The entries are to be output word for word, with the pictures omitted.

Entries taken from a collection

::::::::::

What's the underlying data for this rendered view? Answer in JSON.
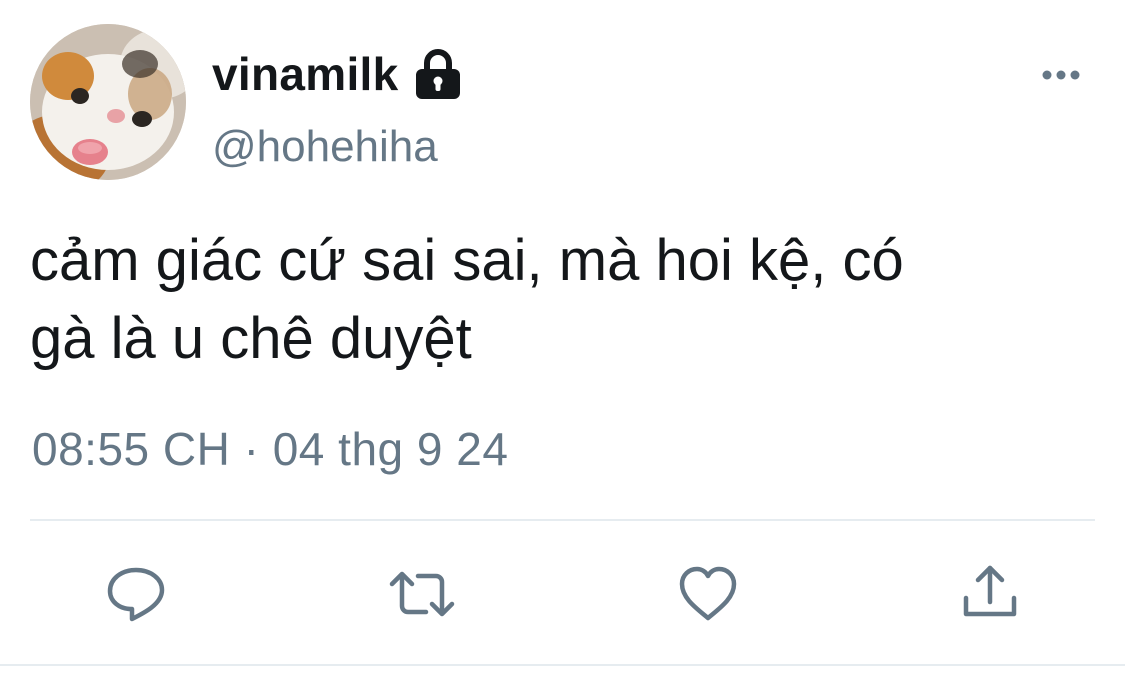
{
  "tweet": {
    "display_name": "vinamilk",
    "handle": "@hohehiha",
    "text_line1": "cảm giác cứ sai sai, mà hoi kệ, có",
    "text_line2": "gà là u chê duyệt",
    "timestamp": "08:55 CH · 04 thg 9 24",
    "protected": true
  },
  "icons": {
    "avatar": "cat-avatar",
    "lock": "lock-icon",
    "more": "more-icon",
    "reply": "reply-icon",
    "retweet": "retweet-icon",
    "like": "like-icon",
    "share": "share-icon"
  },
  "colors": {
    "text": "#14171a",
    "secondary": "#657786",
    "divider": "#e6ecf0",
    "action_icon": "#657786"
  }
}
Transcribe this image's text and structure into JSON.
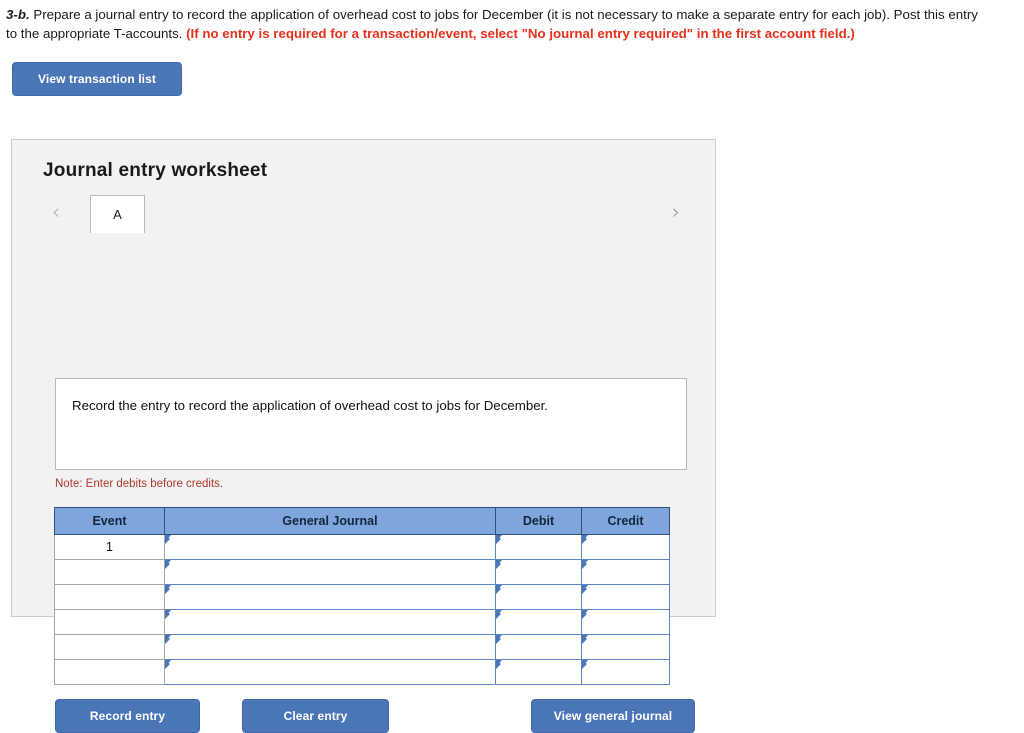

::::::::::

*SOLUTION*
What's the underlying data for this rendered view? Answer in JSON.
{
  "tweet": {
    "display_name": "vinamilk",
    "handle": "@hohehiha",
    "text_line1": "cảm giác cứ sai sai, mà hoi kệ, có",
    "text_line2": "gà là u chê duyệt",
    "timestamp": "08:55 CH · 04 thg 9 24",
    "protected": true
  },
  "icons": {
    "avatar": "cat-avatar",
    "lock": "lock-icon",
    "more": "more-icon",
    "reply": "reply-icon",
    "retweet": "retweet-icon",
    "like": "like-icon",
    "share": "share-icon"
  },
  "colors": {
    "text": "#14171a",
    "secondary": "#657786",
    "divider": "#e6ecf0",
    "action_icon": "#657786"
  }
}
Transcribe this image's text and structure into JSON.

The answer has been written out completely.